# PROBLEM DESCRIPTION:
Consider each line of the material below and note whether it holds "chevron". State how many do, and nothing else.

#### MATERIAL FOR THIS EXERCISE ####

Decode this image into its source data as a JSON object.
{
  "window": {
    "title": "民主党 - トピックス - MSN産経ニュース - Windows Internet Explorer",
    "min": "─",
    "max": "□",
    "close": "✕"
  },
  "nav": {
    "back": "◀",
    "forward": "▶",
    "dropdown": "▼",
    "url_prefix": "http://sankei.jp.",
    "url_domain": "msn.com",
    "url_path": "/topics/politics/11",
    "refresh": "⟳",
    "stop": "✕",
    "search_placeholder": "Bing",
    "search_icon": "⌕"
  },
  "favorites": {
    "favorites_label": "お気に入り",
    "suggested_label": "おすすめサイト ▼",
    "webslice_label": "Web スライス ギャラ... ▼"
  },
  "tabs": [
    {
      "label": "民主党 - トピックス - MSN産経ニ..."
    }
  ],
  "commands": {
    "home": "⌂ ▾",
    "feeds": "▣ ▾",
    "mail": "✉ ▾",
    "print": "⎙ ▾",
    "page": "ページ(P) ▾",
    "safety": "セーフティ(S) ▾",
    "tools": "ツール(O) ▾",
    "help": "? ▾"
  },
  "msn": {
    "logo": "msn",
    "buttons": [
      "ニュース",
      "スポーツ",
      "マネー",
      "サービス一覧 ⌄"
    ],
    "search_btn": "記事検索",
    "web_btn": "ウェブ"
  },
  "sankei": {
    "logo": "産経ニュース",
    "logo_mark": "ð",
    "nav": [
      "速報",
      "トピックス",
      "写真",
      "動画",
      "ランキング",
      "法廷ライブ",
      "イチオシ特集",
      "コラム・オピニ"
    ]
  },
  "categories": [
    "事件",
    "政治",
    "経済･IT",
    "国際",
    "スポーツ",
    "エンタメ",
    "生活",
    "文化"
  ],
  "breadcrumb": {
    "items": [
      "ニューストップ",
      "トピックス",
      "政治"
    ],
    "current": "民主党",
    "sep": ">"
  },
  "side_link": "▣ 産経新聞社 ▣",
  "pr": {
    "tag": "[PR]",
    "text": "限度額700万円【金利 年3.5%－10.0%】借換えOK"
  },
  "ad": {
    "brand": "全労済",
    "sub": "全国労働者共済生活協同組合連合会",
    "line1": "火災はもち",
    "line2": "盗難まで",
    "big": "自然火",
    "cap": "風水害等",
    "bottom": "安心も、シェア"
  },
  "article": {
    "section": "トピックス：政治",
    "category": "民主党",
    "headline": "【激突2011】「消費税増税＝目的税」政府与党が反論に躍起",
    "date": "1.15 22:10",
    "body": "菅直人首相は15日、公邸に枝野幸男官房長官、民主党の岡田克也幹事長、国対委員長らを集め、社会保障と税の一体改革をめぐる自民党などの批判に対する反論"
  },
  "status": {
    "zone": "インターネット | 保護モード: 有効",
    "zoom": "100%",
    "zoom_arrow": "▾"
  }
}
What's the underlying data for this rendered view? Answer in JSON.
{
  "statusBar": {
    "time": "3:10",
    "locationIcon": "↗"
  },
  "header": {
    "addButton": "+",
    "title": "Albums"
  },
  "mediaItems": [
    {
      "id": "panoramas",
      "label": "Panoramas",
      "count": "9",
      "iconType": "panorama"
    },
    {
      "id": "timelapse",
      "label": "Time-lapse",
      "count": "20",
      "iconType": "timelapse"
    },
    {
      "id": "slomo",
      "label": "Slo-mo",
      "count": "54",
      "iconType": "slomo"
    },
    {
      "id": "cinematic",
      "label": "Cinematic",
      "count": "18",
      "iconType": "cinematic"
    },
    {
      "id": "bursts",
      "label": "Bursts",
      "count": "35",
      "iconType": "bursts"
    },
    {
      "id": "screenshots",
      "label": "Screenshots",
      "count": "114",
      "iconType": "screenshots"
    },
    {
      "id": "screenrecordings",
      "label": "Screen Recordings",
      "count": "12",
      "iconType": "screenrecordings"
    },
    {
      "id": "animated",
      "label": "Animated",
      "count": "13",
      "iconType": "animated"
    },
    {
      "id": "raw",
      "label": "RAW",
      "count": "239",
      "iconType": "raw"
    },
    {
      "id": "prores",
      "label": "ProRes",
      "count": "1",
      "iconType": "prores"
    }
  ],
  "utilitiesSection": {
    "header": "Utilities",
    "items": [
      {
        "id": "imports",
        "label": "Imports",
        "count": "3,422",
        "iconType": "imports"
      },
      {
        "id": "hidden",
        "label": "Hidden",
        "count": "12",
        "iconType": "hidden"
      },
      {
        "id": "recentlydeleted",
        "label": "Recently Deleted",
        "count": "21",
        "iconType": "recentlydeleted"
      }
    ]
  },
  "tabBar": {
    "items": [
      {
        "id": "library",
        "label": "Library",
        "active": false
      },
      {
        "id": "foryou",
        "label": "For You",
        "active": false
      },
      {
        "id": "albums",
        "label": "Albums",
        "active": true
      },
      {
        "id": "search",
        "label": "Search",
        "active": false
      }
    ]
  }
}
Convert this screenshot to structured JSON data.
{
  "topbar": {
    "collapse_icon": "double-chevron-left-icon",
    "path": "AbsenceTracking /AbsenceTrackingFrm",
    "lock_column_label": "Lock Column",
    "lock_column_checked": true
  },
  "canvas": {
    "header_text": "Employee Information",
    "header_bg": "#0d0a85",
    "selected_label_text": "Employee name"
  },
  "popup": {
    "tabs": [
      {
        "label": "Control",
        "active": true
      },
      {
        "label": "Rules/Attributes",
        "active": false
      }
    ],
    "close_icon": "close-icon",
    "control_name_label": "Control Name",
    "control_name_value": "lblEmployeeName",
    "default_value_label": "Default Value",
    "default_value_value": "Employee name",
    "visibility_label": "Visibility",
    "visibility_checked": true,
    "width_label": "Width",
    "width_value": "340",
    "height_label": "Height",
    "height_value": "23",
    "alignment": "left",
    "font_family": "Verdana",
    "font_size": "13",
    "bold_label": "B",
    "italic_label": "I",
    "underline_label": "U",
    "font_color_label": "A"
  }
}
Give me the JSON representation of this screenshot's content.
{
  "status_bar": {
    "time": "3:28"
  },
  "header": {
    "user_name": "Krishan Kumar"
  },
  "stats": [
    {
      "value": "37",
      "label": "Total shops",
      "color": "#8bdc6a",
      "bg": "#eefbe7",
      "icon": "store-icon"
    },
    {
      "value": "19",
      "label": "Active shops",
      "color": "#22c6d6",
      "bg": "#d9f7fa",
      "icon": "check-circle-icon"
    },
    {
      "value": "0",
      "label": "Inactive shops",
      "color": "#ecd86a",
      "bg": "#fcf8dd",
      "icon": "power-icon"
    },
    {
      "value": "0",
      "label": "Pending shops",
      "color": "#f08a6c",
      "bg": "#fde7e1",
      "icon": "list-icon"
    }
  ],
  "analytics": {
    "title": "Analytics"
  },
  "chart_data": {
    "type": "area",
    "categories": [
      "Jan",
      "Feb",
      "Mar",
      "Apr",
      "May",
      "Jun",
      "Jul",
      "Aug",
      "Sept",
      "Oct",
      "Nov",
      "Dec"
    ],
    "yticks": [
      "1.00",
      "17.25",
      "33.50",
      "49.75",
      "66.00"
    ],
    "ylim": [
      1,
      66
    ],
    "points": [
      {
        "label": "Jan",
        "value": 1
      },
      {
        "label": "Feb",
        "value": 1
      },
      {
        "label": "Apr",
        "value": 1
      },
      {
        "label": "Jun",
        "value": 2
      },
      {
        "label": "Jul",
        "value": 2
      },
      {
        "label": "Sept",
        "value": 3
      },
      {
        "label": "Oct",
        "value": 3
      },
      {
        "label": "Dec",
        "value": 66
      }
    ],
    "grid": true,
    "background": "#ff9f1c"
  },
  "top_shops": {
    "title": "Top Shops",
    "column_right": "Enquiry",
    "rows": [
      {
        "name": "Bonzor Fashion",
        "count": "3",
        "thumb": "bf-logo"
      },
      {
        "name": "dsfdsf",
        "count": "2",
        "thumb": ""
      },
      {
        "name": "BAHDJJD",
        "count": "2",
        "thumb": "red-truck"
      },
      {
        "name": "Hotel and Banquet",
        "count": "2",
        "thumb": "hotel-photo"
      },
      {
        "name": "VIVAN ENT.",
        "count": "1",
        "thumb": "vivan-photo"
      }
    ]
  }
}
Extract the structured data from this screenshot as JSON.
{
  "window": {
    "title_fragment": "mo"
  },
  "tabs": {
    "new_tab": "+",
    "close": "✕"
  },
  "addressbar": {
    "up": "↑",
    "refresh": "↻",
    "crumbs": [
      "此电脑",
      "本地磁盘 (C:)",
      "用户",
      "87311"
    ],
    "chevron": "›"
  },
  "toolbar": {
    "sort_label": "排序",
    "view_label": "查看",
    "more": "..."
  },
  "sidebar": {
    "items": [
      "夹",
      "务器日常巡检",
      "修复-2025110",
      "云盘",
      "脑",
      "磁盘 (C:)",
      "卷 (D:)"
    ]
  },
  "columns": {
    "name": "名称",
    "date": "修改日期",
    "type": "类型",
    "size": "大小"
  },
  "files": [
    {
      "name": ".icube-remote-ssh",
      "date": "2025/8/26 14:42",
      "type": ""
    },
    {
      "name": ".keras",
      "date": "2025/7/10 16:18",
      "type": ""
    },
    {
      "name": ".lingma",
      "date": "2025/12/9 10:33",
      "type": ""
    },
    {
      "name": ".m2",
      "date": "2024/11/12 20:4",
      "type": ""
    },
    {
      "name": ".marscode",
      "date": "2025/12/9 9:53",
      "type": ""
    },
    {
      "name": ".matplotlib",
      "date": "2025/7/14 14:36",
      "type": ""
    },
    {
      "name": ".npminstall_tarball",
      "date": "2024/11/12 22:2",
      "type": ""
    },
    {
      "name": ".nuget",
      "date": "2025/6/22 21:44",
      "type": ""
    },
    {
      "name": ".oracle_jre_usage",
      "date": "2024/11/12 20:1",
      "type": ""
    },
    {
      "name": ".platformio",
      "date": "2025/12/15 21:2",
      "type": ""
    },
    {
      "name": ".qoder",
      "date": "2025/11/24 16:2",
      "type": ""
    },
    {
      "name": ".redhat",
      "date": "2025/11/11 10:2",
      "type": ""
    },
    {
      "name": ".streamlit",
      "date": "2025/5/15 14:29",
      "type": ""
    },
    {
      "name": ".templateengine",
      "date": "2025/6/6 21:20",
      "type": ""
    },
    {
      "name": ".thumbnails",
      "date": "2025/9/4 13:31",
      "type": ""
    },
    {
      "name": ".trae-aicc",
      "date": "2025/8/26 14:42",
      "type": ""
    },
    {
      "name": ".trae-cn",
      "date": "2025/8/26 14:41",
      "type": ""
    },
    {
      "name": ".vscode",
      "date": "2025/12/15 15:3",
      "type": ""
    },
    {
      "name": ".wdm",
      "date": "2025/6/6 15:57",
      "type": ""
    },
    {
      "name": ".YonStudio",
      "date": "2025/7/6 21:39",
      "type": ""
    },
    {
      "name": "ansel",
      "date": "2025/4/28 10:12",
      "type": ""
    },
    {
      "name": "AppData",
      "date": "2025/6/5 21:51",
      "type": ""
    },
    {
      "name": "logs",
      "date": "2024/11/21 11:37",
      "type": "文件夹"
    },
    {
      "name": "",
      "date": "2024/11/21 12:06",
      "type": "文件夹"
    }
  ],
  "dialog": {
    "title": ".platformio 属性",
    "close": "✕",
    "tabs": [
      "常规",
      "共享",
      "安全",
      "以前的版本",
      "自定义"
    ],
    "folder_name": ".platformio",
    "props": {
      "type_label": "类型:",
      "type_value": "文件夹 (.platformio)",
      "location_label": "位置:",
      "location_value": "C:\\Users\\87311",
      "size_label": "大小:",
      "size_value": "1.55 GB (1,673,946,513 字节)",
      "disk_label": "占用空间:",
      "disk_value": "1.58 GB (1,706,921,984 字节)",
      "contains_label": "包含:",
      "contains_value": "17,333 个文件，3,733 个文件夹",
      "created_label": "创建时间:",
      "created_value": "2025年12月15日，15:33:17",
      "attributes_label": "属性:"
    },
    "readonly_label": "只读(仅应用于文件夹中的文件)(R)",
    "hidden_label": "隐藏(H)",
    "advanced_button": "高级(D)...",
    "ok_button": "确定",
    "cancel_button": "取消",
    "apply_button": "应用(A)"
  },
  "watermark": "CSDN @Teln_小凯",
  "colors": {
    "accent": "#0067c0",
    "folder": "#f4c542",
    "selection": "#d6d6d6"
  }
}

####

# FINISHED EXERCISE:
2